That extension is due to expire at the end of May, taking Vucic and his ruling Serbian Progressive Party (SNS) safely past the general, presidential and local elections that took place on April 3.
Discussions on the new gas deal are now underway, and were one of the subjects of Vucic’s telephone conversation with Putin three days after his election victory.
"Talks about the new contract need to be launched as soon as possible," said a statement from the Serbian presidency on April 6.
At the same time, as an EU candidate country Serbia is under pressure from European officials to join sanctions on Russia.

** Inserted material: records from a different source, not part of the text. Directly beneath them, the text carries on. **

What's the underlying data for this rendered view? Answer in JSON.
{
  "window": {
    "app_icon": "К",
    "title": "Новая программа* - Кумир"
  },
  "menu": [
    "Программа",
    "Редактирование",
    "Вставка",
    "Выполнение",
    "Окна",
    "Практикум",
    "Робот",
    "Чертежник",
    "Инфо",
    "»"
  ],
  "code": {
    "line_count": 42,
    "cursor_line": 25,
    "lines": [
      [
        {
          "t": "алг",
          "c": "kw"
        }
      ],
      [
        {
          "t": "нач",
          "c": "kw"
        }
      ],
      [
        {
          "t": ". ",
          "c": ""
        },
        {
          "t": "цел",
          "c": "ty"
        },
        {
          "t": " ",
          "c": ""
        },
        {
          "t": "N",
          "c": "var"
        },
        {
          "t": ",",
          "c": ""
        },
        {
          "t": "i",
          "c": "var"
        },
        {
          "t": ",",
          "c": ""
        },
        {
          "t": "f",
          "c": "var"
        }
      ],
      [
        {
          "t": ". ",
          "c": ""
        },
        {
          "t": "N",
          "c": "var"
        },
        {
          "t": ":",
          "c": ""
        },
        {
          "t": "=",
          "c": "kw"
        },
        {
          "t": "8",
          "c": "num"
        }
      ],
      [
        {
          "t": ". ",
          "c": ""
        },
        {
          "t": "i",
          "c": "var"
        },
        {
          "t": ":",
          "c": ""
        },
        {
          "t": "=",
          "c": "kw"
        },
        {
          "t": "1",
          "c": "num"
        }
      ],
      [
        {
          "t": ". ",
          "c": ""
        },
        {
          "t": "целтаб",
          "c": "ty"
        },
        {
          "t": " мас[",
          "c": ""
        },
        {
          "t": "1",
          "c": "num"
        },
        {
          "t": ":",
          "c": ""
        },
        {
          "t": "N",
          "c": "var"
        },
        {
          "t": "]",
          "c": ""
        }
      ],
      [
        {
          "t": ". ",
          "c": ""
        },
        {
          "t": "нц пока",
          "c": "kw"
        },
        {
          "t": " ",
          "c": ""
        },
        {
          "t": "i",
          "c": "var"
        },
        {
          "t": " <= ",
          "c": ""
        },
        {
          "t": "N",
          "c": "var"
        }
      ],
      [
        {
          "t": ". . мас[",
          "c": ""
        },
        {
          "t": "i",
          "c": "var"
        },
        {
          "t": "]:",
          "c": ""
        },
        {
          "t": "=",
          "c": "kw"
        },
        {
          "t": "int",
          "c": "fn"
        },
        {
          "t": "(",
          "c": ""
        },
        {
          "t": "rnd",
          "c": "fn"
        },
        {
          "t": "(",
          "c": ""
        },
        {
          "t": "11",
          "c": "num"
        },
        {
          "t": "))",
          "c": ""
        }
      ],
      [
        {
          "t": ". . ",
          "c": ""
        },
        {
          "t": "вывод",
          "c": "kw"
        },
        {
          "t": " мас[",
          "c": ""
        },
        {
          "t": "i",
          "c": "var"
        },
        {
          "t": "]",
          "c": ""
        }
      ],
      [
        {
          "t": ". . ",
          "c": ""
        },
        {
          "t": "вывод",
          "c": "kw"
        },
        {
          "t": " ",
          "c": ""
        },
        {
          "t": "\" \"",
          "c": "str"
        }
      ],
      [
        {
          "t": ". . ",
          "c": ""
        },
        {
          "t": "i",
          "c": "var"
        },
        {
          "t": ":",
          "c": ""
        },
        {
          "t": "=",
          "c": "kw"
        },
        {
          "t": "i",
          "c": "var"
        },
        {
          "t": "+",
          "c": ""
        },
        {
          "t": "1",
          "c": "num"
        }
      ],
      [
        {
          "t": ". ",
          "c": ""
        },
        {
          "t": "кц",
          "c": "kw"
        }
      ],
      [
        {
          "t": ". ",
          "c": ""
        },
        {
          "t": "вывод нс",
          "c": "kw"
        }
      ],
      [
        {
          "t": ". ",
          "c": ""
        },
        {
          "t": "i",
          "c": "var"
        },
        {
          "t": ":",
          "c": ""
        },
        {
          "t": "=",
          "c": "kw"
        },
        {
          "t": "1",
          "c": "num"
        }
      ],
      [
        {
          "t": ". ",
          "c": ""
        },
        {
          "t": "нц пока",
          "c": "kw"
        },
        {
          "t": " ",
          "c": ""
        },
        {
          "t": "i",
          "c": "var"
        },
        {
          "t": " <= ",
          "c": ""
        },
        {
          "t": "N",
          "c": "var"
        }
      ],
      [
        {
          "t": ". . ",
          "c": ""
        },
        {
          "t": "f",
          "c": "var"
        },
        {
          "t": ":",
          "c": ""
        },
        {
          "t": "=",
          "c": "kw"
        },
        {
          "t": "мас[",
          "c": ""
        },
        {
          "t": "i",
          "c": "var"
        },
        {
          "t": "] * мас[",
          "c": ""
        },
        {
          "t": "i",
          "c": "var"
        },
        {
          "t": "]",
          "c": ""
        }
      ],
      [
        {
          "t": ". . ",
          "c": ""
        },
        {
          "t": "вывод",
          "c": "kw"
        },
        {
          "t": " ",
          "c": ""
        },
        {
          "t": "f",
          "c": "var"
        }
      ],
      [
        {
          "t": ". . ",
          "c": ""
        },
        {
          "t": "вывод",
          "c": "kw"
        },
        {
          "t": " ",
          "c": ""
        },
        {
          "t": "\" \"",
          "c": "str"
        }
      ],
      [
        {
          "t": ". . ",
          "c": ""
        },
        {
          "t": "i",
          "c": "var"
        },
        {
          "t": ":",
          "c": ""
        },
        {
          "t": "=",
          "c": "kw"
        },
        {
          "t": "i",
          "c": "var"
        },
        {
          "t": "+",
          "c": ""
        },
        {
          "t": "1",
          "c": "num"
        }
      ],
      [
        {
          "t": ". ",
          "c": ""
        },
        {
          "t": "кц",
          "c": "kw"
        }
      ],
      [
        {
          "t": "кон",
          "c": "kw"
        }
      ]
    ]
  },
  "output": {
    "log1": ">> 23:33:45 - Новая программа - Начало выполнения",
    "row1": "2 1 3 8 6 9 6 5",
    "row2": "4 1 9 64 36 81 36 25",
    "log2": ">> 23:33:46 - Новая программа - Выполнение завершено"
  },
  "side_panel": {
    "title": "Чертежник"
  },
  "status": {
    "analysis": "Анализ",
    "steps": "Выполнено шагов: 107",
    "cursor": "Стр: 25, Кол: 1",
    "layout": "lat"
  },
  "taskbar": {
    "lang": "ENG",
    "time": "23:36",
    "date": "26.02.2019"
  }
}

The Serbian government has resisted, citing Serbia’s friendship with Russia, Moscow’s support in keeping Kosovo — which declared independence from Serbia in 2008 — out of the UN and other international institutions, and Russia’s refusal to impose sanctions in Serbia during the Balkan wars of the 1990s.
In a recent development, on April 20 members of the US Senate Foreign Relations Committee added to the appeals to Serbia to impose sanctions, in line with other European countries.
“Our message to President Vucic, someone I've known for a long time, was also a simple one. If Serbia really wants to be part of Europe, then it can't be on the outside of the U.S.-Europe sanctions against Russia. If it continues this outlier status of trying to play a game of neutrality, there isn't going to be an invitation from Europe,” senator Chris Murphy told CNN after the meeting, a transcript of the interview from his office said.
However, after a meeting with the senators, Vucic said that Serbia is dependent on Russian energy and that imposing sanctions on traditional allies in Moscow would be “disastrous” for Serbia.
Serbia imports most of its gas from Russia and Gazprom is the majority owner of its Banatski Dvor gas storage facility.
Vucic said when announcing Serbia’s initial decision not to join sanctions, immediately after Russia’s invasion of Ukraine, that sanctions decisions would be guided “solely by the protection of its citizens' vital economic and political interests”.
He made the same point again in an interview with the Financial Times in mid April when he said that Serbia will not jeopardise its national interests by joining the sanctions. “[W]e have our own side, Serbia’s interests,” he said.
"We have a sort of protection [from Russia]. What do [Western countries] want? Leave all our national interests because someone needs something for themselves?" he told the Financial Times.
Europe typically absorbs around 70% of Russia’s gas exports. Serbia’s talks with Russia are taking place at a time when other governments in the region are looking at ways to move away from dependence on Russian gas imports for fear gas revenues are being used to fund the Russian war machine.